It is well-known that many species of grassland birds have declined rapidly over the past few decades. Once common species such as the Bobolink are now listed as threatened by COSEWIC. The decline of the grassland bird species is of concern.
Although some data are collected by means of annual point counts carried out on the Cameron and Windmill Ranches, typically in late May and early June, there are no data with respect to the ages of birds and the number of birds returning to nest each year. To obtain additional data Nigel Shaw licensed master bird bander from Alcona, Ontario and Bruce Wilson of Barrie, Ontario have undertaken a banding study with the permission of the Couchiching Conservancy and the Ontario Ministry of Natural resources. In particular they are focusing on several of the grassland species known to nest on The Ranches, namely: Upland Sandpiper; Clay-colored Sparrow; Savannah Sparrow; Vesper Sparrow; Grasshopper Sparrow; Bobolink; Eastern Meadowlark and Horned Lark.
Grasshopper Sparrow, just after banding
Banding studies have shown that many birds show a site fidelity and return to the same breeding area each year. The Carden IBA study will help determine if the same is true for the target species on The Ranches. The banding program will provide additional knowledge about movements of birds and will help determine the dynamics of the population trends of some of the typical grassland bird species by assessing the numbers of breeding birds and production of young. One advantage of carrying out a study on The Ranches is there are a large number of birders who frequent the area and will be able to report sightings of banded birds.
The study will be carried out over a number of years to collect the data necessary to better understand the breeding populations on The Ranches. The birds are attracted with audio lures and captured using conventional mist nests. When a bird is removed from the nets it is banded, wing chord measured made, weighed, moult patterns recorded, photographed and released. The birds are tagged with the standard bird bands as well as a plastic alpha-numeric band such that each bird will have a unique number. Studies of Green Finch in Europe using the same type of bands show the band numbers can be read with a spotting scope or by examination of digital photographs.
Adult Field Sparrow, showing alpha-numeric band
The program got off to a late start this years due to having to wait for delivery of the bands from overseas. On July 25 Nigel and Bruce went out to the Windmill Ranch hoping, given the late time, to be able to get a few birds but were pleasantly surprised with the results. In about 5 hours time they managed to band a total of 13 birds of which 10 were the target species. Although there were not many birds actively singing they responded well to the audio lures.
Clay Coloured Sparrow, just after banding
Target species banded:
Grasshopper Sparrow 2 adult, 1 hatch year
Clay Colored Sparrow 3 adult
Savannah Sparrow 1 adult, 1 hatch year
Vesper Sparrow 1 adult
Field Sparrow 1 adult
An Upland Sandpiper responded to the call by coming into the net are but flying over. This bird was a different one than one heard a few minutes earlier.
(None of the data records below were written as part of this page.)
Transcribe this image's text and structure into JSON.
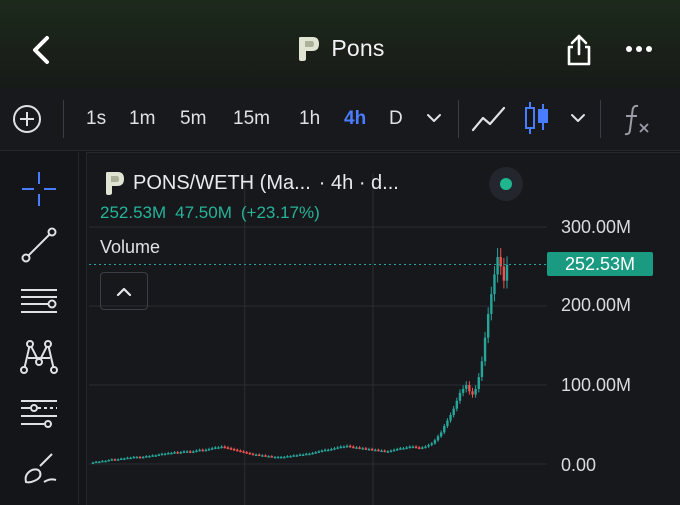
{
  "header": {
    "title": "Pons",
    "back_icon": "chevron-left-icon",
    "share_icon": "share-icon",
    "more_icon": "more-horizontal-icon"
  },
  "toolbar": {
    "timeframes": [
      "1s",
      "1m",
      "5m",
      "15m",
      "1h",
      "4h",
      "D"
    ],
    "active_timeframe": "4h",
    "icons": [
      "add-indicator-icon",
      "chevron-down-icon",
      "line-chart-icon",
      "candlestick-icon",
      "chevron-down-icon",
      "function-icon"
    ]
  },
  "left_tools": [
    "crosshair-icon",
    "trend-line-icon",
    "horizontal-lines-icon",
    "pattern-icon",
    "fib-levels-icon",
    "brush-icon"
  ],
  "chart": {
    "symbol": "PONS/WETH (Ma...",
    "interval_text": "· 4h · d...",
    "ohlc": {
      "value": "252.53M",
      "change": "47.50M",
      "change_pct": "(+23.17%)"
    },
    "volume_label": "Volume",
    "current_price_tag": "252.53M",
    "colors": {
      "up": "#26a69a",
      "down": "#ef5350",
      "accent": "#4a7cff",
      "tag": "#1b9a82"
    }
  },
  "chart_data": {
    "type": "candlestick",
    "y_ticks": [
      "300.00M",
      "200.00M",
      "100.00M",
      "0.00"
    ],
    "ylim": [
      0,
      300000000
    ],
    "last_value": 252530000,
    "grid": true,
    "series": [
      {
        "values": [
          2,
          3,
          3,
          4,
          4,
          5,
          6,
          5,
          6,
          7,
          7,
          8,
          8,
          9,
          9,
          8,
          9,
          10,
          10,
          11,
          11,
          12,
          13,
          13,
          14,
          14,
          15,
          14,
          15,
          16,
          16,
          15,
          16,
          17,
          18,
          17,
          18,
          19,
          20,
          21,
          21,
          22,
          21,
          20,
          19,
          18,
          17,
          16,
          15,
          14,
          13,
          12,
          12,
          11,
          11,
          10,
          10,
          9,
          9,
          9,
          9,
          9,
          10,
          10,
          11,
          11,
          12,
          12,
          13,
          13,
          14,
          15,
          16,
          17,
          18,
          18,
          19,
          20,
          21,
          22,
          22,
          23,
          22,
          21,
          21,
          20,
          20,
          19,
          19,
          18,
          18,
          17,
          17,
          16,
          16,
          17,
          18,
          19,
          20,
          20,
          21,
          22,
          22,
          21,
          20,
          21,
          22,
          24,
          26,
          30,
          35,
          40,
          48,
          55,
          62,
          70,
          80,
          90,
          95,
          100,
          92,
          88,
          95,
          110,
          130,
          160,
          190,
          215,
          240,
          262,
          250,
          232,
          252
        ]
      }
    ]
  }
}
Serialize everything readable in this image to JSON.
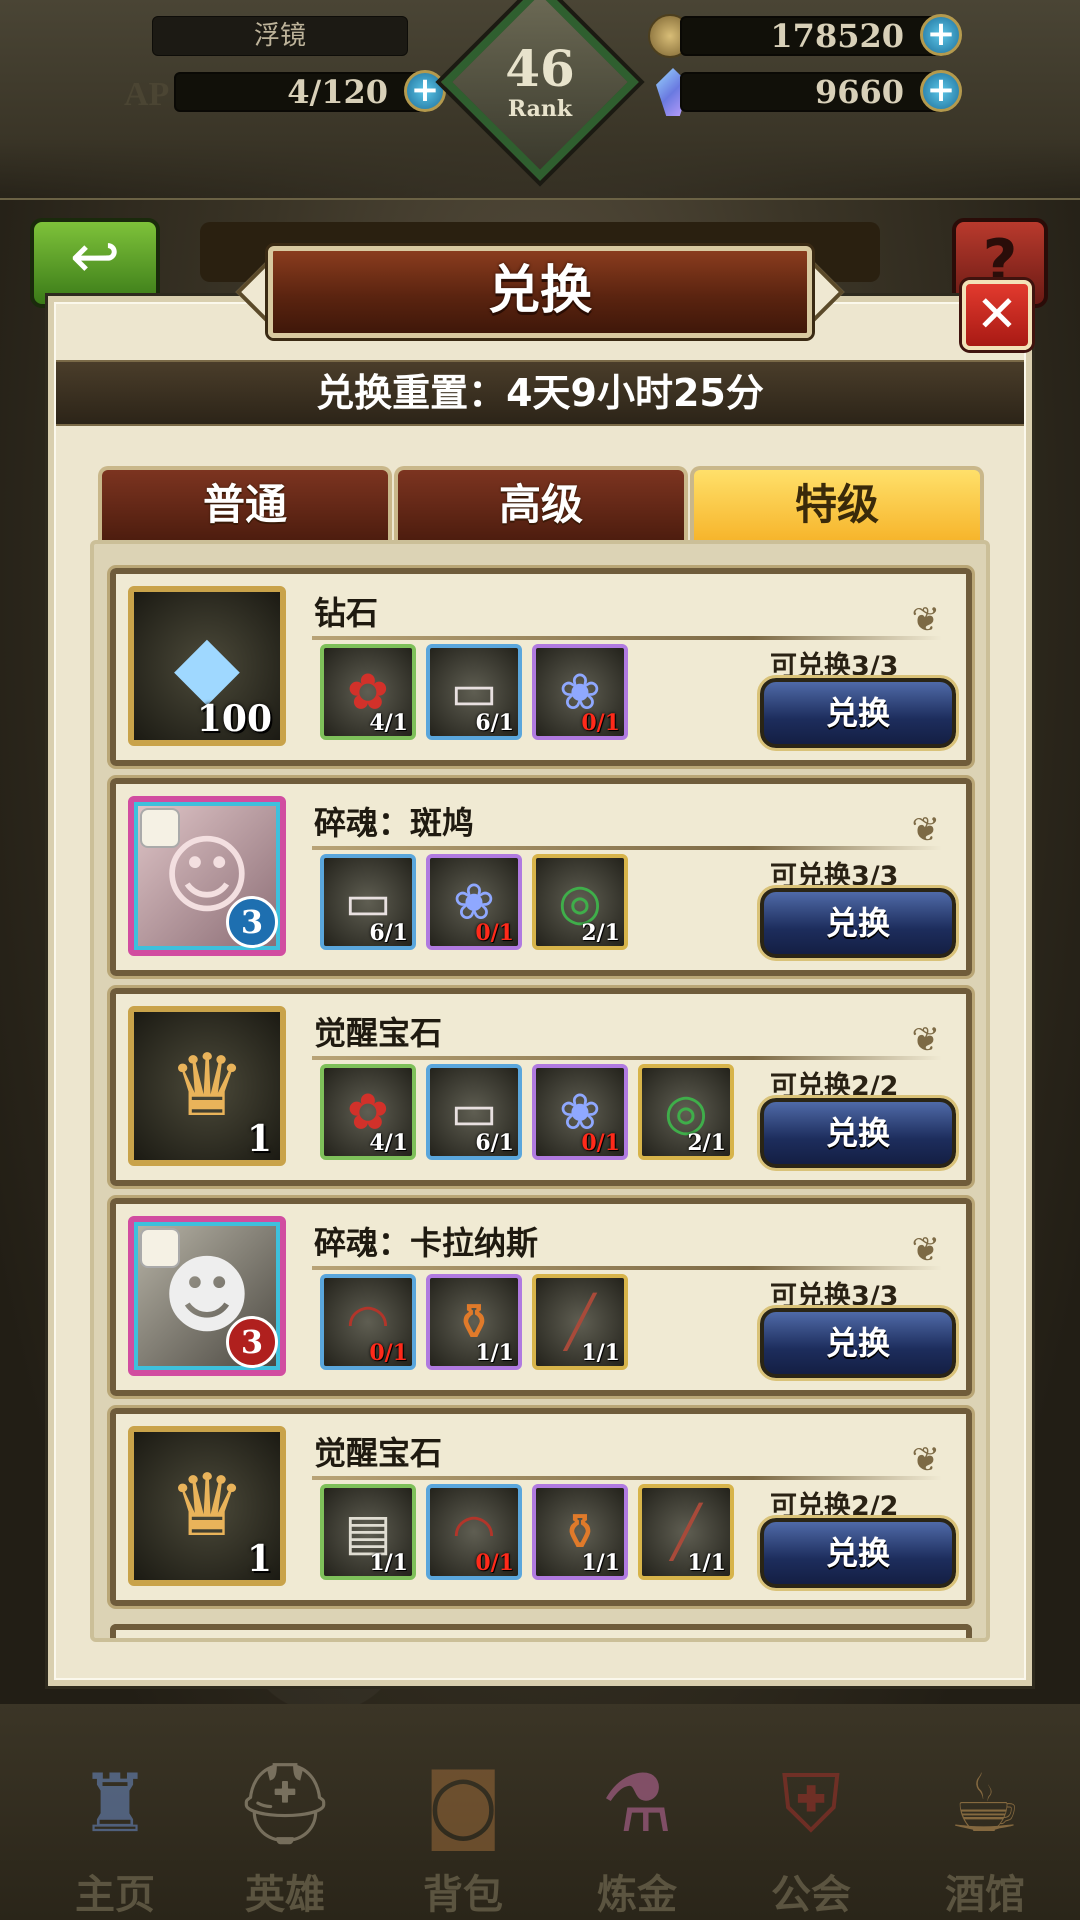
{
  "hud": {
    "player_name": "浮镜",
    "ap_label": "AP",
    "ap_value": "4/120",
    "rank_number": "46",
    "rank_label": "Rank",
    "gold": "178520",
    "gems": "9660",
    "plus_symbol": "+"
  },
  "dialog": {
    "title": "兑换",
    "close_symbol": "✕",
    "reset_text": "兑换重置：4天9小时25分",
    "tabs": [
      {
        "label": "普通",
        "active": false
      },
      {
        "label": "高级",
        "active": false
      },
      {
        "label": "特级",
        "active": true
      }
    ]
  },
  "rows": [
    {
      "name": "钻石",
      "reward_icon": "diamond-crystal-icon",
      "reward_qty": "100",
      "materials": [
        {
          "icon": "rose-bouquet-icon",
          "count": "4/1",
          "rarity": "green",
          "short": false
        },
        {
          "icon": "school-ticket-icon",
          "count": "6/1",
          "rarity": "blue",
          "short": false
        },
        {
          "icon": "blue-rose-icon",
          "count": "0/1",
          "rarity": "purple",
          "short": true
        }
      ],
      "available": "可兑换3/3",
      "button": "兑换"
    },
    {
      "name": "碎魂：斑鸠",
      "reward_icon": "hero-portrait-banjiu",
      "reward_badge": "3",
      "materials": [
        {
          "icon": "school-ticket-icon",
          "count": "6/1",
          "rarity": "blue",
          "short": false
        },
        {
          "icon": "blue-rose-icon",
          "count": "0/1",
          "rarity": "purple",
          "short": true
        },
        {
          "icon": "green-goggles-icon",
          "count": "2/1",
          "rarity": "gold",
          "short": false
        }
      ],
      "available": "可兑换3/3",
      "button": "兑换"
    },
    {
      "name": "觉醒宝石",
      "reward_icon": "awakening-gem-icon",
      "reward_qty": "1",
      "materials": [
        {
          "icon": "rose-bouquet-icon",
          "count": "4/1",
          "rarity": "green",
          "short": false
        },
        {
          "icon": "school-ticket-icon",
          "count": "6/1",
          "rarity": "blue",
          "short": false
        },
        {
          "icon": "blue-rose-icon",
          "count": "0/1",
          "rarity": "purple",
          "short": true
        },
        {
          "icon": "green-goggles-icon",
          "count": "2/1",
          "rarity": "gold",
          "short": false
        }
      ],
      "available": "可兑换2/2",
      "button": "兑换"
    },
    {
      "name": "碎魂：卡拉纳斯",
      "reward_icon": "hero-portrait-kalanasi",
      "reward_badge": "3",
      "materials": [
        {
          "icon": "red-mask-icon",
          "count": "0/1",
          "rarity": "blue",
          "short": true
        },
        {
          "icon": "potion-bottle-icon",
          "count": "1/1",
          "rarity": "purple",
          "short": false
        },
        {
          "icon": "flintlock-gun-icon",
          "count": "1/1",
          "rarity": "gold",
          "short": false
        }
      ],
      "available": "可兑换3/3",
      "button": "兑换"
    },
    {
      "name": "觉醒宝石",
      "reward_icon": "awakening-gem-icon",
      "reward_qty": "1",
      "materials": [
        {
          "icon": "newspaper-icon",
          "count": "1/1",
          "rarity": "green",
          "short": false
        },
        {
          "icon": "red-mask-icon",
          "count": "0/1",
          "rarity": "blue",
          "short": true
        },
        {
          "icon": "potion-bottle-icon",
          "count": "1/1",
          "rarity": "purple",
          "short": false
        },
        {
          "icon": "flintlock-gun-icon",
          "count": "1/1",
          "rarity": "gold",
          "short": false
        }
      ],
      "available": "可兑换2/2",
      "button": "兑换"
    }
  ],
  "nav": [
    {
      "label": "主页",
      "icon": "castle-icon"
    },
    {
      "label": "英雄",
      "icon": "knight-helmet-icon"
    },
    {
      "label": "背包",
      "icon": "backpack-icon"
    },
    {
      "label": "炼金",
      "icon": "flask-icon"
    },
    {
      "label": "公会",
      "icon": "guild-crest-icon"
    },
    {
      "label": "酒馆",
      "icon": "tavern-mug-icon"
    }
  ],
  "colors": {
    "panel_bg": "#ede6cf",
    "tab_active": "#f6b42a",
    "tab_inactive": "#7c3420",
    "exchange_button": "#1d2d5c",
    "shortage_text": "#ff2a1a"
  }
}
Based on the results the birds will still respond to the audio lure despite the apparent lateness of the season. This bodes wells for work next year.
Next year's early efforts will focus on areas that lead to the various point counts on the Ranches hoping birds trapped there will be more likely to be seen again.
This is an interesting project and it is hoped it will give us more information about the little brown jobs most people do not give a second thought to.